This poses an issue for the series, especially when it costs in the region of €2m to do just one season of GP2 (well over double the figure required for a year in Formula Renault 3.5) – meaning sponsors could be paying anything up to €10m for their driver to be in the championship long enough to be in title contention.
Compromising purity for entertainment
Being on the F1 support bill, there is a certain pressure on GP2 to provide an element of entertainment. The use of fast-degrading Pirelli tyres, and the resulting implications for strategy, has helped to supply that, but arguably at the cost of the series’ ability to crown its brightest talents.
That said, F1’s inability to get on top of ever-escalating costs means the sport’s smaller teams, who in days gone by would have had the money to be able to take a punt on a Valsecchi or a Leimer, are instead forced to rely on ‘pay drivers’ like Chilton and Ericsson just to remain afloat.
Meanwhile, the rise of the junior scheme, while laudable in terms of ensuring young drivers are able to earn their F1 chance on merit, means the top teams are only interested in their own in-house talents, leaving those outside of such programmes in a difficult position.
So, while Vandoorne and Marciello are more or less assured of F1 drives in due course as long as they keep performing, the door will be shut for Palmer as well as Felipe Nasr, Mitch Evans and Johnny Cecotto Jr, unless they are able to put together a hefty sponsorship budget.

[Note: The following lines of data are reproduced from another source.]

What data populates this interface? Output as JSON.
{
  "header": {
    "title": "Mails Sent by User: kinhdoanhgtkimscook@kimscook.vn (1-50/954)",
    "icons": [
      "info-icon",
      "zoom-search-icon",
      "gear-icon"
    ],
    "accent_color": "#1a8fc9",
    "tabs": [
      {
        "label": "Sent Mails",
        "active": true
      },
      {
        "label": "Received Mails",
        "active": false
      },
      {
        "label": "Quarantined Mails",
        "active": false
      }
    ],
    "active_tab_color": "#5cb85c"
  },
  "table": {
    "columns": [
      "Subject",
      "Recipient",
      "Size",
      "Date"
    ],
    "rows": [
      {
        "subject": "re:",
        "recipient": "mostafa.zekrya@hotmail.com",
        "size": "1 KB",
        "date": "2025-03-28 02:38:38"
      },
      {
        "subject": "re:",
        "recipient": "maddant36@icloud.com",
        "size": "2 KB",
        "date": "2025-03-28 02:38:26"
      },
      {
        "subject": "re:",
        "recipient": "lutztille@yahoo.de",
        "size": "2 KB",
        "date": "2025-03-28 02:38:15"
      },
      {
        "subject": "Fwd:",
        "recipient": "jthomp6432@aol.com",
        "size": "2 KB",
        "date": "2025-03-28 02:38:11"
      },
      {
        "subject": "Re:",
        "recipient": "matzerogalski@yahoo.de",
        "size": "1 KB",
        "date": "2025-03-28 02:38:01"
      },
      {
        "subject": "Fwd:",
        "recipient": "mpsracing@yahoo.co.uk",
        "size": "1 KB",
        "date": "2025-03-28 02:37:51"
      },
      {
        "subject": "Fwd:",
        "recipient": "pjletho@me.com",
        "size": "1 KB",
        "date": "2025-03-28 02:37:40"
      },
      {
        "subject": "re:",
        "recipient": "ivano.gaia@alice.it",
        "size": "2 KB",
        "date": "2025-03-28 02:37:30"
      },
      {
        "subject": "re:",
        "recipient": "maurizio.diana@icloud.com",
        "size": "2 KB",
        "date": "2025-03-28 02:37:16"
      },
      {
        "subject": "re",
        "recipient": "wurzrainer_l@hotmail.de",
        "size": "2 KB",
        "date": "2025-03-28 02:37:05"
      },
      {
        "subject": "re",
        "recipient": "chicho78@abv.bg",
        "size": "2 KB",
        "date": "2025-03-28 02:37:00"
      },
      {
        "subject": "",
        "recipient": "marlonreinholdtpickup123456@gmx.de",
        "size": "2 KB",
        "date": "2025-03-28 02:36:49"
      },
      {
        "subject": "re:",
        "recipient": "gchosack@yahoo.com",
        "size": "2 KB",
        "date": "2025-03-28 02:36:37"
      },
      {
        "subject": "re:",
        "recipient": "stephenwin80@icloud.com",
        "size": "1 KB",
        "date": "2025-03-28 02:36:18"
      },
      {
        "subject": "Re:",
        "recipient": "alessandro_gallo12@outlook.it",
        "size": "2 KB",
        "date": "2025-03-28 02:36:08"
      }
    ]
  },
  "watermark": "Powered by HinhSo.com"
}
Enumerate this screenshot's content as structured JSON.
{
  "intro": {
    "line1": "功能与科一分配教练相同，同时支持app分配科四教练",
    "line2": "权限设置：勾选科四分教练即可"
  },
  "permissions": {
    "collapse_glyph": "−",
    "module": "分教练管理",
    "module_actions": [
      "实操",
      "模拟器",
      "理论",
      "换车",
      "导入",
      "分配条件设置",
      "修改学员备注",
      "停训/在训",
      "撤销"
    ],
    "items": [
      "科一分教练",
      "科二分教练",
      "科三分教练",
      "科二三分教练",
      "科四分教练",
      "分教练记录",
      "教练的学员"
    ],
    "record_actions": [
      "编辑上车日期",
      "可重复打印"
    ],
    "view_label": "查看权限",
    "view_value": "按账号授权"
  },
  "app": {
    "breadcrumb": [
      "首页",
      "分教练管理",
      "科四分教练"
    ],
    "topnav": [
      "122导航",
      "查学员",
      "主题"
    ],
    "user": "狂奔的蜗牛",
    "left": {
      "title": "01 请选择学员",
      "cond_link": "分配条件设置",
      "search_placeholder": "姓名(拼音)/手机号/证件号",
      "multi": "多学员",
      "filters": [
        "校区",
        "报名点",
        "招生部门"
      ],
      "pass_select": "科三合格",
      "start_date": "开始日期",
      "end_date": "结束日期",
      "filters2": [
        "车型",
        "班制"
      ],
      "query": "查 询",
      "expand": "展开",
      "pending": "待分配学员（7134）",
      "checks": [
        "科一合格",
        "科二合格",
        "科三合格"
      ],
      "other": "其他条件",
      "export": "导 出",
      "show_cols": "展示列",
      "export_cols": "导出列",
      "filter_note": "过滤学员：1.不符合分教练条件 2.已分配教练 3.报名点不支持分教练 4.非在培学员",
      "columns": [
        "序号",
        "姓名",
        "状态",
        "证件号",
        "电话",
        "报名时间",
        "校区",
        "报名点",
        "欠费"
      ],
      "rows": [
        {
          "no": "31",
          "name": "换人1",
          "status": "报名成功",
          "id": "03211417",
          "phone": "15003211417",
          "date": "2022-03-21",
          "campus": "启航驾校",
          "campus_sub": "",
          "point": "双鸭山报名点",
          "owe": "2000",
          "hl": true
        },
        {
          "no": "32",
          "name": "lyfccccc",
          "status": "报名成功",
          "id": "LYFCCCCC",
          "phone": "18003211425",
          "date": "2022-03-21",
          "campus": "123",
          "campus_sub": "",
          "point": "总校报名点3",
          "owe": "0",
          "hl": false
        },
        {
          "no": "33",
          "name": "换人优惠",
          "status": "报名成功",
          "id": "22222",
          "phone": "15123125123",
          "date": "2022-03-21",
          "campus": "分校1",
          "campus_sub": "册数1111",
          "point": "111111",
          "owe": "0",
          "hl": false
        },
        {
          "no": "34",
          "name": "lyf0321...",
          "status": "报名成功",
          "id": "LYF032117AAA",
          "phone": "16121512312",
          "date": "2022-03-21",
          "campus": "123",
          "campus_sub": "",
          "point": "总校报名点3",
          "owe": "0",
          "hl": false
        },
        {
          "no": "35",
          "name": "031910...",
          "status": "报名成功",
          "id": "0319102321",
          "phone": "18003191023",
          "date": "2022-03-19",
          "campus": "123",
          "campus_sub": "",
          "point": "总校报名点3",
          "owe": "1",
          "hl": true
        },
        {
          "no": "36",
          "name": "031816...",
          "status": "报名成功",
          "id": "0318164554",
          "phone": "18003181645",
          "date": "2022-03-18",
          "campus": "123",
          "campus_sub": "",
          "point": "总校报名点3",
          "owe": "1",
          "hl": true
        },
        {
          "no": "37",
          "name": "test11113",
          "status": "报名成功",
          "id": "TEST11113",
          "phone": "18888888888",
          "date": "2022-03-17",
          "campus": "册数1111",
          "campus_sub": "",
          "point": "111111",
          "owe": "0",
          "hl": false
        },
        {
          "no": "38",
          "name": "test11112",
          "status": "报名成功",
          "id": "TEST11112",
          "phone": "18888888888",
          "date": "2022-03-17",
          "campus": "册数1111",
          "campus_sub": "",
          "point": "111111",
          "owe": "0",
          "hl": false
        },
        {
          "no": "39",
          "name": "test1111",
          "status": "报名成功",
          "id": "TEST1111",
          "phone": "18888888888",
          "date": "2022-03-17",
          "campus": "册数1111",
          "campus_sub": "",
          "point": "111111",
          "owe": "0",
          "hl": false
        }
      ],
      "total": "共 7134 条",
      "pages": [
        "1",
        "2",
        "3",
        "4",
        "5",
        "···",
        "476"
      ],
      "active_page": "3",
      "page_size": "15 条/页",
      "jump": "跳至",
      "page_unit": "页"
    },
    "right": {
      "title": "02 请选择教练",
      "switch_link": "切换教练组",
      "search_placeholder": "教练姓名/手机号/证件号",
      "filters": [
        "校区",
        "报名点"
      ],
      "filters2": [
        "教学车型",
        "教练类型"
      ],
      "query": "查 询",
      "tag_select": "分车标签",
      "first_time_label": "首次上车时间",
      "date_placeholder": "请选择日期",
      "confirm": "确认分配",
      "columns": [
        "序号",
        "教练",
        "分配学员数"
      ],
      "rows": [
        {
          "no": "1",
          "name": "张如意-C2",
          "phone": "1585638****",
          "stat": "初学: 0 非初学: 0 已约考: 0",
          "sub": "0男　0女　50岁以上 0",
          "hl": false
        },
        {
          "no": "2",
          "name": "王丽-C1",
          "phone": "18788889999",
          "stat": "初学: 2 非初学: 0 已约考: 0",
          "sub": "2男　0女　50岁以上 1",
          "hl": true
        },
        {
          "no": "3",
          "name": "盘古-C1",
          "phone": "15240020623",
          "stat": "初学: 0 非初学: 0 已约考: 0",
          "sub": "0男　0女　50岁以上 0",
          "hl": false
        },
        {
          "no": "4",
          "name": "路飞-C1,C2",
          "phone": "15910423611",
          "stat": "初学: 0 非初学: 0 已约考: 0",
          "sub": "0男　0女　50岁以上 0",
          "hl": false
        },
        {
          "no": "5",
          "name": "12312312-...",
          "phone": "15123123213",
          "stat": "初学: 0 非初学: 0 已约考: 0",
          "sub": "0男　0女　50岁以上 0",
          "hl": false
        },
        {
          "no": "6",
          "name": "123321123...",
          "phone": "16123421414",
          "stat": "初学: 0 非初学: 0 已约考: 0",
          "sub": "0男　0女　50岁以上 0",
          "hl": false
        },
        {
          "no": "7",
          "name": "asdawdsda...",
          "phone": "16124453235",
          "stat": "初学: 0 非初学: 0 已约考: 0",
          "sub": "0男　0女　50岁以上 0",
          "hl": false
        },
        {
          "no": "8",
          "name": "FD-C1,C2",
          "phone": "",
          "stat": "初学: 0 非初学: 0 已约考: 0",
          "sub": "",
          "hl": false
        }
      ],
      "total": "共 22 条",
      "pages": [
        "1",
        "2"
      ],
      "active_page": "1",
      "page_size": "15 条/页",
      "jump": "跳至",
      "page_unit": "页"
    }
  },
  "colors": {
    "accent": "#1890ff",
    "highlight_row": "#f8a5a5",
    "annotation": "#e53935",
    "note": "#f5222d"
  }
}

Ultimately, then, GP2’s troubles are simply a reflection of the deteriorating state of affairs in F1 in the post-manufacturer era. Plenty more drivers who excel in the official feeder series will go unrewarded until the issue of spiralling costs at the highest level is properly addressed.